Happy Earth Day 2013! This year Earth Day‘s official theme is Climate Change, The Earth Day Network is aiming to bring awareness to the very real effects climate change is having on people around the world through a visually powerful campaign called The faces of Climate Change. The campaign encourages
I was time wasting on Facebook the other day when a photo of the ingredients of some hot cross buns came up from a large Australian supermarket chain. Alongside the photo was a description: “Avoid palm oil products this Easter!” I had given little thought to palm oil deforestation and Orang-utan habitat loss over my last
This week I started back at University. One day as I was sitting down munching on my lunch purchased from a certain sandwich chain, my eyes fell upon the plastic bag and paper wrapping the sandwich had come in. These two items, although small and fairly insignificant, were only going to be used
World Water Day 2013 is fast approaching on Friday, March 22, and will focus on the theme of water cooperation. Back in January we spoke a little on the theme of water cooperation here on the ripple effect, but the topic is definitely worth more discussion. If, like me, you are more of a visual learner, then the following
Across Asia, there are less than 33,000 elephants remaining in the wild. Since the logging ban in Thailand in the 1980’s, elephants and their mahouts, or keeper, have had to struggle to survive. An elephant is expensive to feed (it costs over 600 baht a day to feed an elephant) and to care for, and if they are unable to make any money an elephant can become a financial burden on the mahout and his or her family.
Water Cooperation? Its a bit vague isnt it? It turns out that when countries and governments agree about how to manage water some very good things happen. As noted on the Unesco website – ‘At the international level water appears to provide reasons for transboundary cooperation rather than war.
‘Scarcity of Hygienic Drinking Water in Dhaka city’ from entrant Ismail Ferdous National Water Week swings around every year in the third week of October. This year is set to be a ripper with plenty of activities being run by water providers and other organisations right across the country.
While all eyes focus on the big matches this weekend, another fierce competition for environmental bragging rights is being fought out by the venues. If ever you needed a reason to throw fuel on the raging Melbourne vs Sydney debate, this weekend’s sporting fixture promises to provide plenty.
With only a couple days left of the London 2012 Olympic Games, we have seen plenty of athletes striving for gold but this Olympics could be the one remembered for its unrivalled drive for green – the environment, that is. London 2012 will go down as the most sustainable Olympics yet, however anything less would have been unacceptable. Here’s why:

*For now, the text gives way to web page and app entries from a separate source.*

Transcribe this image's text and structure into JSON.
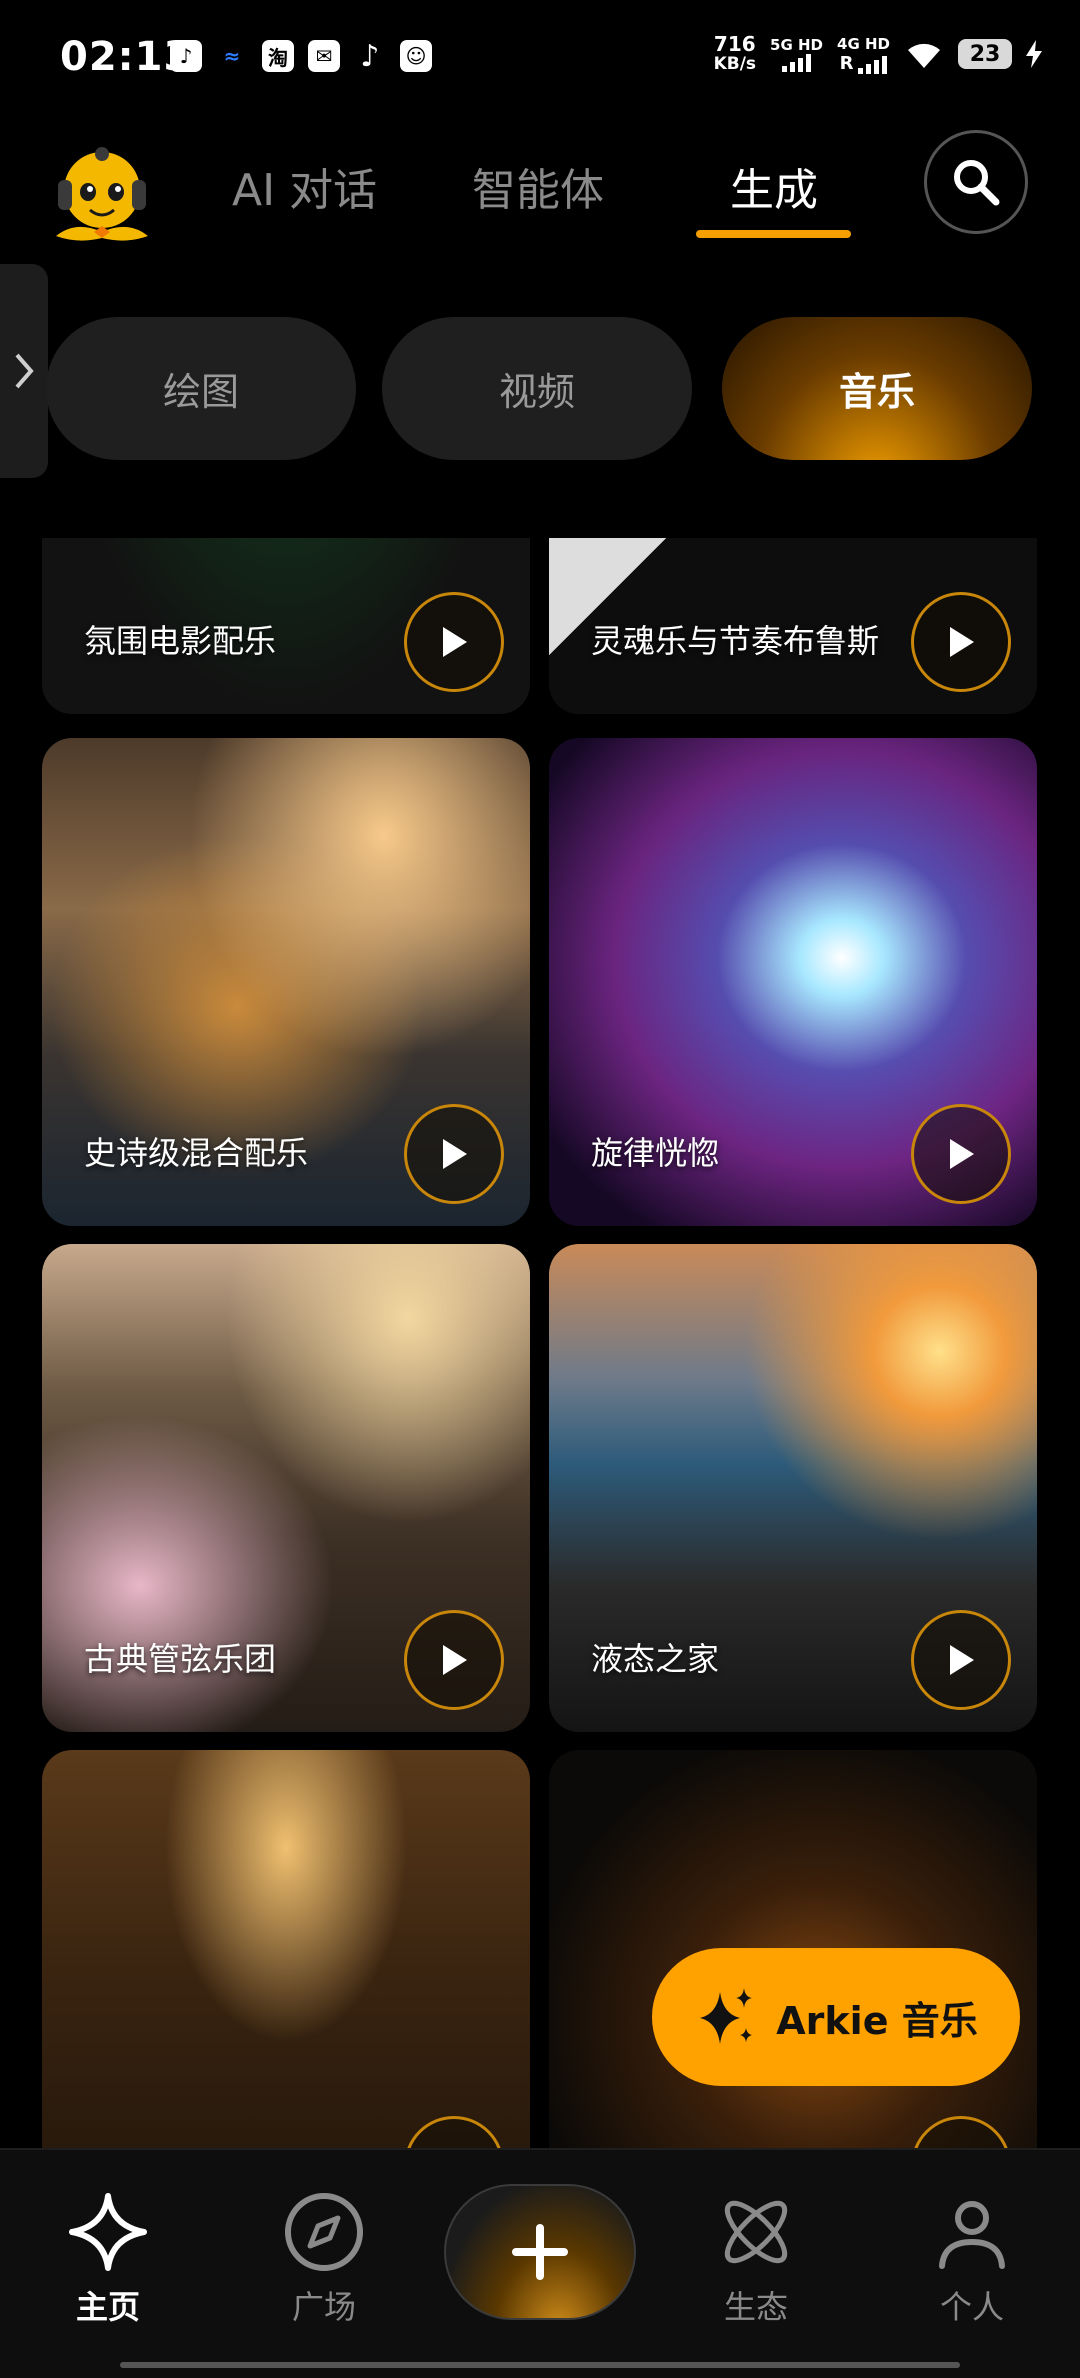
{
  "status_bar": {
    "time": "02:13",
    "net_speed_value": "716",
    "net_speed_unit": "KB/s",
    "sim1": "5G HD",
    "sim2": "4G HD",
    "roaming": "R",
    "battery": "23",
    "app_icons": [
      "douyin-icon",
      "blue-app-icon",
      "taobao-icon",
      "message-icon",
      "tiktok-icon",
      "avatar-app-icon"
    ]
  },
  "top_nav": {
    "tabs": [
      {
        "label": "AI 对话",
        "active": false
      },
      {
        "label": "智能体",
        "active": false
      },
      {
        "label": "生成",
        "active": true
      }
    ]
  },
  "sub_tabs": [
    {
      "label": "绘图",
      "active": false
    },
    {
      "label": "视频",
      "active": false
    },
    {
      "label": "音乐",
      "active": true
    }
  ],
  "cards": [
    {
      "title": "氛围电影配乐"
    },
    {
      "title": "灵魂乐与节奏布鲁斯"
    },
    {
      "title": "史诗级混合配乐"
    },
    {
      "title": "旋律恍惚"
    },
    {
      "title": "古典管弦乐团"
    },
    {
      "title": "液态之家"
    },
    {
      "title": ""
    },
    {
      "title": ""
    }
  ],
  "fab": {
    "label": "Arkie 音乐"
  },
  "bottom_nav": [
    {
      "label": "主页",
      "active": true
    },
    {
      "label": "广场",
      "active": false
    },
    {
      "label": "",
      "icon": "plus-icon"
    },
    {
      "label": "生态",
      "active": false
    },
    {
      "label": "个人",
      "active": false
    }
  ],
  "colors": {
    "accent": "#F5A000",
    "fab": "#FFA200",
    "background": "#000000"
  }
}
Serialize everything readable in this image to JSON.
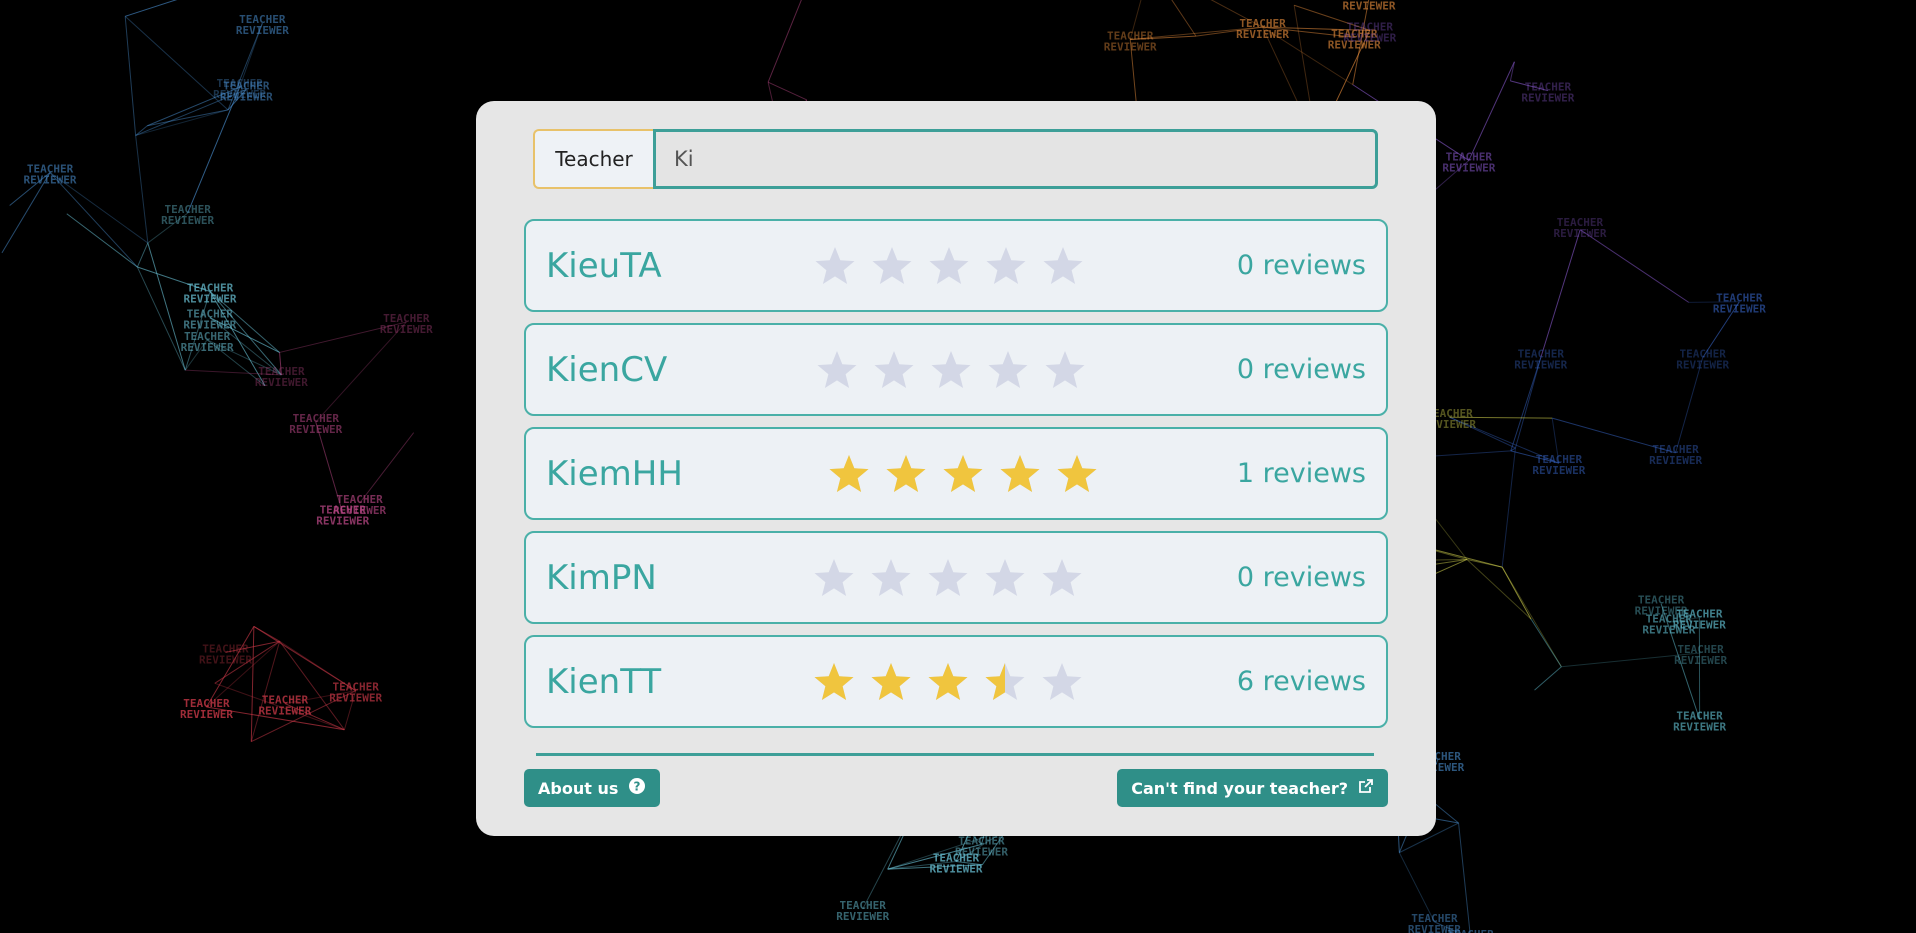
{
  "background": {
    "logo_line1": "TEACHER",
    "logo_line2": "REVIEWER"
  },
  "search": {
    "label": "Teacher",
    "value": "Ki"
  },
  "results": [
    {
      "name": "KieuTA",
      "rating": 0,
      "reviews": "0 reviews"
    },
    {
      "name": "KienCV",
      "rating": 0,
      "reviews": "0 reviews"
    },
    {
      "name": "KiemHH",
      "rating": 5,
      "reviews": "1 reviews"
    },
    {
      "name": "KimPN",
      "rating": 0,
      "reviews": "0 reviews"
    },
    {
      "name": "KienTT",
      "rating": 3.5,
      "reviews": "6 reviews"
    }
  ],
  "footer": {
    "about_label": "About us",
    "about_icon": "question-circle-icon",
    "cant_find_label": "Can't find your teacher?",
    "cant_find_icon": "external-link-icon"
  },
  "colors": {
    "accent": "#3d9f98",
    "star_filled": "#f0c53e",
    "star_empty": "#d3d7e6",
    "button": "#2f8f88"
  }
}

At Rio+20 held in June, The Clean Revolution launched a campaign to tackle energy consumption and emissions caused by lighting. Globally, lighting accounts for approximately 20% of electricity consumption which leaves a lot of room for improvement. LED (light-emitting diode) lighting can have a huge impact on reducing energy bills over time, but at the moment the upfront cost deters most. Take a look at this neat infographic for an insight into how The Clean Revolution hopes to change the world’s lighting: